“Try to remember the kind of September when life was slow and oh, so mellow … Try to remember when life was so tender that dreams were kept beside your pillow … Try to remember ... and if you remember, then follow….”
It was the song from the enigmatic off-Broadway show, The Fantasticks, about life, love and tough lessons learned, that was played in soft fluted tone as 9/11 victims’ names were announced, candles were lit in their honor, and a bell sounded as the loved ones of each of Middletown’s 37 lost to the terrorist attacks took their reflective walks, one by one, through the Middletown Township World Trade Center Memorial Gardens last night at the township’s “Middletown Remembers 9/11” ceremony.
The remembrance marked a decade since the day that a chagrined Middletown, NJ became known as the poster child of tragedy and loss.
On Sept. 11, 2001, 37 people who called the sprawling, sleepy suburb their home left for work in New York City and never returned.

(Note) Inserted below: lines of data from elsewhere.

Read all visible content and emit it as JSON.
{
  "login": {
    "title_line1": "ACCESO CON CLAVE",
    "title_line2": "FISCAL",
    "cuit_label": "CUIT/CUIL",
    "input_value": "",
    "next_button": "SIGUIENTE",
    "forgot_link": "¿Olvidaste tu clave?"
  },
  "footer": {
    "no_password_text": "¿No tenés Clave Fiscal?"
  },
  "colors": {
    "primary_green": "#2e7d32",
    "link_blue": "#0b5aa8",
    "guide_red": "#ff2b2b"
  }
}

It was a documented loss of more magnitude for Middletown than any other singular suburb in the United States.
Ironically unencumbered by the solemn occasion, the train that took so many to work that day routinely whisked through the township last night, whistle softly blaring through the still air several times, signaling an unwitting, searing reminder of all the cars left in the commuter parking lot that day 10 years ago.
With an estimated 2,700 people in attendance — including township mayors past and present, state dignitaries, fire and police officials, girl and boy scouts, police K-9s, loved ones and people paying homage — the hugs, smiles and tears shared served as a snapshot of a community torn apart by a terrorist act weaving its way back together again … connected.
Joan Smith, who was mayor when 9/11’s hurt hit Middletown, stood quietly in the back of the crowd, smiling over the courage of her community, remembering and holding back tears when she took a moment to talk about wondering “how the loved ones of victims are feeling after 10 years and if they’ll smile through their pain today, knowing that their memories live on and inspire us in spirit.”
Her hope: that the solidarity that shone through a bleak, dark time in Middletown’s worst waking hour will be forever remembered, make people smile and continue to stand together … remembering the good in one another … never forgetting.
“Try to remember ... and if you remember, then follow … follow, follow, follow, follow …” so the song goes, as the final note is gently struck.